Source: Trained Nurse and Hospital Review
Source type: journal
Document type: article
Document title: “An Interview with the President’s Nurses”
Date of publication: October 1901
Volume number: 27
Issue number: 4
|“An Interview with the President’s Nurses.” Trained Nurse and Hospital Review Oct. 1901 v27n4: pp. 222-23.|
|McKinley nurses; William McKinley (medical care); Adella Walters; Adella Walters (public statements); Margaret Morris (public statements); William McKinley (activity, conversations, etc. during recovery); Mary D. Barnes (public statements); William McKinley (medical condition).|
|Mary D. Barnes; Rose Baron; Elizabeth Dorchester; William McKinley; Margaret Morris; Mary Shannon; Katherine Simmons; Adella Walters [misspelled once below]; Eugene Wasdin.|
|The article is accompanied on page 223 with a photograph captioned as follows: “Miss Walters, Supt. Pan-American Hospital, and Nurses.”|
An Interview with the President’s Nurses
The following from The Buffalo Express must be of interest to all our
The nurses who were on duty in the Emergency Hospital on the Exposition grounds when President McKinley was carried in are just beginning to realize that they performed an active part in an event that is of international importance and one that will be a matter of history.
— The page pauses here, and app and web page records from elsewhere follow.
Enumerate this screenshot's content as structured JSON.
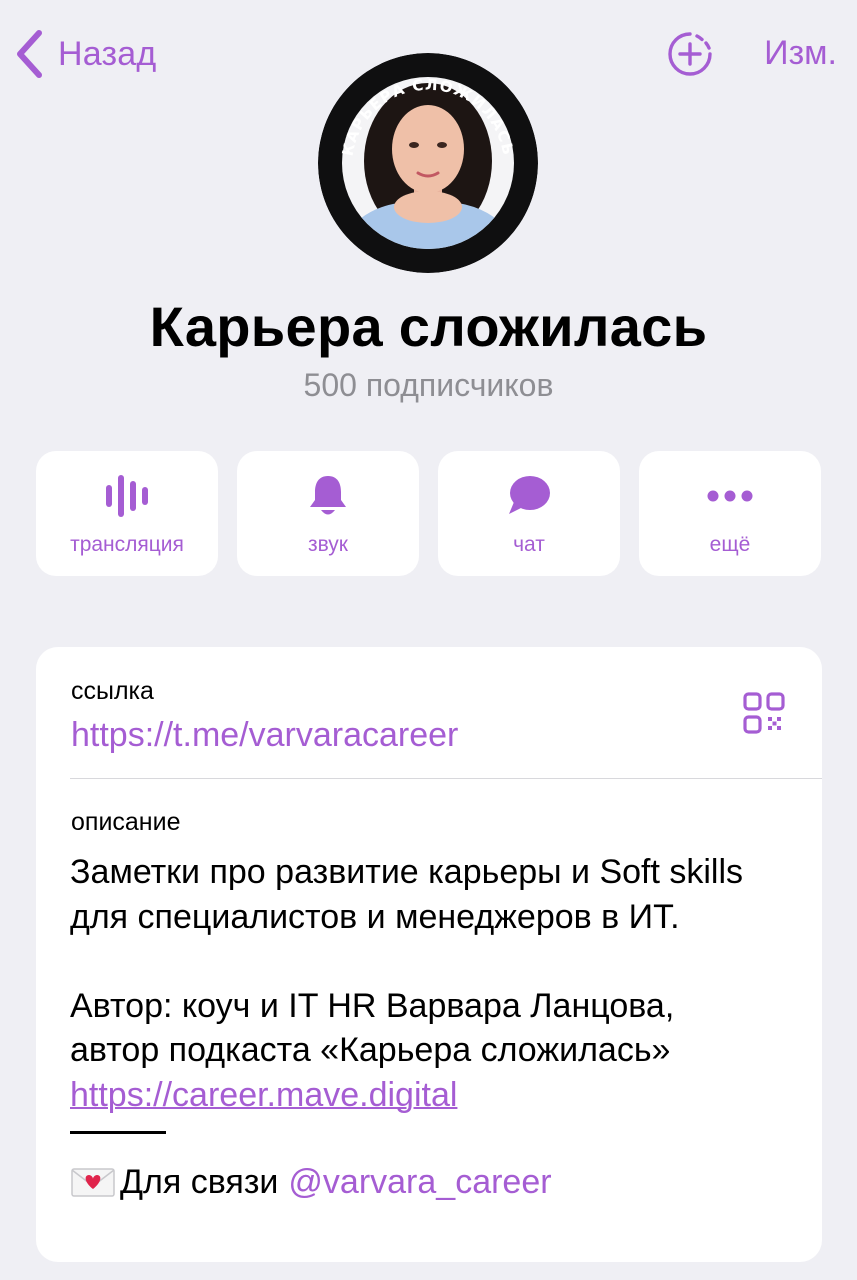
{
  "nav": {
    "back_label": "Назад",
    "edit_label": "Изм."
  },
  "avatar": {
    "ring_text": "КАРЬЕРА СЛОЖИЛАСЬ"
  },
  "channel": {
    "title": "Карьера сложилась",
    "subscribers": "500 подписчиков"
  },
  "actions": [
    {
      "label": "трансляция",
      "icon": "live-stream-icon"
    },
    {
      "label": "звук",
      "icon": "bell-icon"
    },
    {
      "label": "чат",
      "icon": "chat-bubble-icon"
    },
    {
      "label": "ещё",
      "icon": "more-dots-icon"
    }
  ],
  "info": {
    "link_caption": "ссылка",
    "link_value": "https://t.me/varvaracareer",
    "description_caption": "описание",
    "description_p1": "Заметки про развитие карьеры и Soft skills для специалистов и менеджеров в ИТ.",
    "description_p2_line1": "Автор: коуч и IT HR Варвара Ланцова,",
    "description_p2_line2": "автор подкаста «Карьера сложилась»",
    "description_link": "https://career.mave.digital",
    "contact_prefix": "Для связи",
    "contact_handle": "@varvara_career"
  },
  "colors": {
    "accent": "#a55dd3",
    "background": "#efeff4",
    "card": "#ffffff",
    "secondary_text": "#8e8e93"
  }
}
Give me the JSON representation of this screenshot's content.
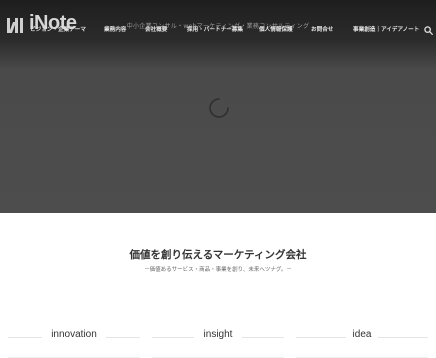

Miss Walters, the superintendent of the hospital, who was graduated from the Buffalo General Hospital Training School in the class of 1890, was at her post, and Miss Morris and Miss Barnes were the nurses on duty when the distinguished patient was brought in. The other nurses, Miss Simmons, Miss Dorchester, Miss Baron and Miss Shannon, arrived soon after and assisted at the operation.
Miss Walters has had several years’ experience in surgical nursing. She was five years in the General Memorial Hospital in New York, two and a half years of that period being the directress of nurses.
Miss Simmons graduated last April from the training school of the Roosevelt Hospital in New York.
Miss Dorchester is a graduate of the Buffalo General Hospital Training School. Miss Baron received her training in the Long Island College Hospital Training School and Miss Shannon is a graduate of the Cincinnati Hospital Training School for Nurses.
“They worked well, every one of them,” said Miss Walter, in discussing the eventful afternoon. “I got all the things needed for the operation, for none of the nurses are so familiar with the places where the needed articles are kept as I, since the nurses change every month. Miss Simmons and Miss Barnes were the nurses who came in direct contact with the patient during the operation. They handled the instruments and dressings, etc., and they were the ones who prepared the President for the operation, Miss Simmons standing at the head of the table, fanning him.
“Miss Simmons and Miss Barnes were the nurses who went from here to the Milburn home and took care of the President during the first night.”
In the spotless little operating-room off of the main hall on the first floor of the hospital, Miss Morris and Miss Barnes told the story of the service to President McKinley.
“They brought him right here from the ambulance,” said Miss Morris, placing her hand on the operating table, “and did not even lift him to remove the stretcher during the operation. I stood here and Miss Simmons stood over there,” indicating the opposite side of the table, “and Dr. Wasdin gave the anesthetic there,” pointing to the white-enameled stool at the head of the operating table.
“He was the most admirable patient I ever saw,” said Miss Barnes, as she joined the group.
“When we were taking care of him that first night, sick as he was, there was not the slightest service performed for him that he did not recognize in some way. If he could not speak he would just give a little ’umph-humph, just to let us know that he noticed what we were doing for him. 
“I had no idea it was the President who was to be operated upon, when Miss Walters told me to get a hypodermic of morphia and strychnia. I looked at the face of the man on the table and said to myself: ‘That looks like the President,’ but it was some little time before I was quite sure about it.
“When I went to give the hypodermic he looked at it in a rather distrustful sort of way and asked me what it was. When I told him what it was he said ‘All right,’ very quietly, but pleasantly.”
“We counted his pulse every five minutes all night, and, of course, that kept us at his side almost continuously.
“It was so pathetic,” said Miss Morris, “when he was on the table before the anesthetic was given. He seemed to feel so badly that anyone should shoot him because of a personal hatred. That seemed to be the thought that pained him most. He lay there, so white and still, never uttering a complaint, and seemed to be trying to comprehend what prompted his assailant to the deed.
“Once he said gently: ‘He didn’t know, poor fellow, what he was doing. He couldn’t have known.’”
“We had a rather exciting time going down to the Milburn house,” said Miss Barnes. “The automobile broke down and we were delayed. I don’t know what time it was when we got there. Some one said it was about 7.30 o’clock, but I lost all track of the time. What surprised me when we arrived was the utter stillness of the house. There wasn’t a person in sight who wasn’t needed and there was not a sound any place. Owing to the guard stationed about the house there was not a sound from the outside, save the chirping of the crickets. It was a hard night for us, for we had been up all day previously and we had a great deal to do. We had no orderlies to help us.”